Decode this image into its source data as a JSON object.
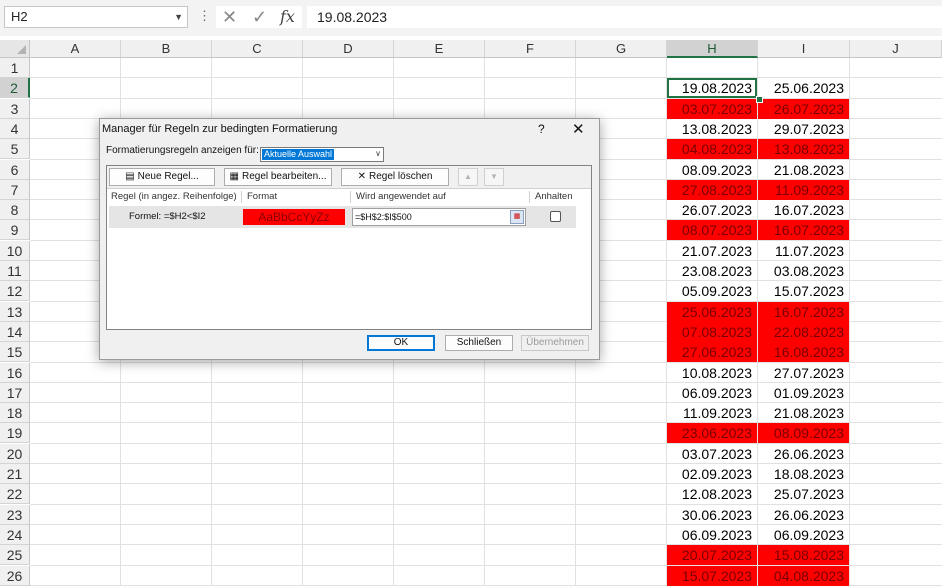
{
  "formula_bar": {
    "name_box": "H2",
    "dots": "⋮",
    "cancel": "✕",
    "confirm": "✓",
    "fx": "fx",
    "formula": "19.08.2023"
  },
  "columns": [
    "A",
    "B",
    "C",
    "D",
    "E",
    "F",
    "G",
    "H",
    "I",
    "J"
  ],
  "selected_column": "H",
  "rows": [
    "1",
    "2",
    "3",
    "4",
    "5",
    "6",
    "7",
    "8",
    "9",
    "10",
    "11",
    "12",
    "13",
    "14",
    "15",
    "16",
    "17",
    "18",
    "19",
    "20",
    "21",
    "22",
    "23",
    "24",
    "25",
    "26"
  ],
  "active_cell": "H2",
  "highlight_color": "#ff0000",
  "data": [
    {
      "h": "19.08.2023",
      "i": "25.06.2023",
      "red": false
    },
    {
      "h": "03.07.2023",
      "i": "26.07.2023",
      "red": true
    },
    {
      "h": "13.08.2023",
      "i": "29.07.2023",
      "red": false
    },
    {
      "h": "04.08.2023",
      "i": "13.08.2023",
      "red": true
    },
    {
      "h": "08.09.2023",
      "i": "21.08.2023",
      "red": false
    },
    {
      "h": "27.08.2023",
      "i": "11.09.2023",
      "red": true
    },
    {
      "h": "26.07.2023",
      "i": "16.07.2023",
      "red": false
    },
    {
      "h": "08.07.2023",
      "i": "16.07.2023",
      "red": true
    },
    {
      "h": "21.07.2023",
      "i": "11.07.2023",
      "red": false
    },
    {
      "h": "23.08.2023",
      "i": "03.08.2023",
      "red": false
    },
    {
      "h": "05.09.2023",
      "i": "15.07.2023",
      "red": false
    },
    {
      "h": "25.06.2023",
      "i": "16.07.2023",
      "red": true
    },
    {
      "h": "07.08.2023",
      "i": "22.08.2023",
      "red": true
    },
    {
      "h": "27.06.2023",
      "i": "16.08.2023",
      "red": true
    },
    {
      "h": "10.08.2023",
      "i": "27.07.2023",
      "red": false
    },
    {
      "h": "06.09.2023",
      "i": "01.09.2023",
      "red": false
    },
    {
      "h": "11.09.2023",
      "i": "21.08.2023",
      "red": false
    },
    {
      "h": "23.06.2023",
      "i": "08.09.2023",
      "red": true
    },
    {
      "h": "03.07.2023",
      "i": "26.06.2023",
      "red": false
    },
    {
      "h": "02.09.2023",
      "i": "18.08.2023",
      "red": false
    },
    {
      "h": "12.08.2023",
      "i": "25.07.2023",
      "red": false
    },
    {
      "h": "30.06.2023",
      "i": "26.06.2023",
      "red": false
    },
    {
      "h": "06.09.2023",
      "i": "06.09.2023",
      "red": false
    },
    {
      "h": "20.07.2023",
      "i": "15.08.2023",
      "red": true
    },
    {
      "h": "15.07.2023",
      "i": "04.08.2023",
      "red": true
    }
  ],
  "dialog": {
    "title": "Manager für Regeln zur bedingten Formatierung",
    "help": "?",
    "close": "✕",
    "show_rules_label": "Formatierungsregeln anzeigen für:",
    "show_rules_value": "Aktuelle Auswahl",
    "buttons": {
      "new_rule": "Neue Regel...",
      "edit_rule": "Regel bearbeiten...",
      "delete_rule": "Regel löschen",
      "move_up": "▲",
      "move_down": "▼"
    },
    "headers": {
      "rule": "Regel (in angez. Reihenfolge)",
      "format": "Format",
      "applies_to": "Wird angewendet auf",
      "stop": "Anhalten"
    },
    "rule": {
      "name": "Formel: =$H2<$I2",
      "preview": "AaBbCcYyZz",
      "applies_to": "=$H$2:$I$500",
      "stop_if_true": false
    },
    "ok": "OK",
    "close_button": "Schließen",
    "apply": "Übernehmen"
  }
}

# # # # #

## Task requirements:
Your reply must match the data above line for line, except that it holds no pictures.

## Answer space:
Decode this image into its source data as a JSON object.
{
  "formula_bar": {
    "name_box": "H2",
    "dots": "⋮",
    "cancel": "✕",
    "confirm": "✓",
    "fx": "fx",
    "formula": "19.08.2023"
  },
  "columns": [
    "A",
    "B",
    "C",
    "D",
    "E",
    "F",
    "G",
    "H",
    "I",
    "J"
  ],
  "selected_column": "H",
  "rows": [
    "1",
    "2",
    "3",
    "4",
    "5",
    "6",
    "7",
    "8",
    "9",
    "10",
    "11",
    "12",
    "13",
    "14",
    "15",
    "16",
    "17",
    "18",
    "19",
    "20",
    "21",
    "22",
    "23",
    "24",
    "25",
    "26"
  ],
  "active_cell": "H2",
  "highlight_color": "#ff0000",
  "data": [
    {
      "h": "19.08.2023",
      "i": "25.06.2023",
      "red": false
    },
    {
      "h": "03.07.2023",
      "i": "26.07.2023",
      "red": true
    },
    {
      "h": "13.08.2023",
      "i": "29.07.2023",
      "red": false
    },
    {
      "h": "04.08.2023",
      "i": "13.08.2023",
      "red": true
    },
    {
      "h": "08.09.2023",
      "i": "21.08.2023",
      "red": false
    },
    {
      "h": "27.08.2023",
      "i": "11.09.2023",
      "red": true
    },
    {
      "h": "26.07.2023",
      "i": "16.07.2023",
      "red": false
    },
    {
      "h": "08.07.2023",
      "i": "16.07.2023",
      "red": true
    },
    {
      "h": "21.07.2023",
      "i": "11.07.2023",
      "red": false
    },
    {
      "h": "23.08.2023",
      "i": "03.08.2023",
      "red": false
    },
    {
      "h": "05.09.2023",
      "i": "15.07.2023",
      "red": false
    },
    {
      "h": "25.06.2023",
      "i": "16.07.2023",
      "red": true
    },
    {
      "h": "07.08.2023",
      "i": "22.08.2023",
      "red": true
    },
    {
      "h": "27.06.2023",
      "i": "16.08.2023",
      "red": true
    },
    {
      "h": "10.08.2023",
      "i": "27.07.2023",
      "red": false
    },
    {
      "h": "06.09.2023",
      "i": "01.09.2023",
      "red": false
    },
    {
      "h": "11.09.2023",
      "i": "21.08.2023",
      "red": false
    },
    {
      "h": "23.06.2023",
      "i": "08.09.2023",
      "red": true
    },
    {
      "h": "03.07.2023",
      "i": "26.06.2023",
      "red": false
    },
    {
      "h": "02.09.2023",
      "i": "18.08.2023",
      "red": false
    },
    {
      "h": "12.08.2023",
      "i": "25.07.2023",
      "red": false
    },
    {
      "h": "30.06.2023",
      "i": "26.06.2023",
      "red": false
    },
    {
      "h": "06.09.2023",
      "i": "06.09.2023",
      "red": false
    },
    {
      "h": "20.07.2023",
      "i": "15.08.2023",
      "red": true
    },
    {
      "h": "15.07.2023",
      "i": "04.08.2023",
      "red": true
    }
  ],
  "dialog": {
    "title": "Manager für Regeln zur bedingten Formatierung",
    "help": "?",
    "close": "✕",
    "show_rules_label": "Formatierungsregeln anzeigen für:",
    "show_rules_value": "Aktuelle Auswahl",
    "buttons": {
      "new_rule": "Neue Regel...",
      "edit_rule": "Regel bearbeiten...",
      "delete_rule": "Regel löschen",
      "move_up": "▲",
      "move_down": "▼"
    },
    "headers": {
      "rule": "Regel (in angez. Reihenfolge)",
      "format": "Format",
      "applies_to": "Wird angewendet auf",
      "stop": "Anhalten"
    },
    "rule": {
      "name": "Formel: =$H2<$I2",
      "preview": "AaBbCcYyZz",
      "applies_to": "=$H$2:$I$500",
      "stop_if_true": false
    },
    "ok": "OK",
    "close_button": "Schließen",
    "apply": "Übernehmen"
  }
}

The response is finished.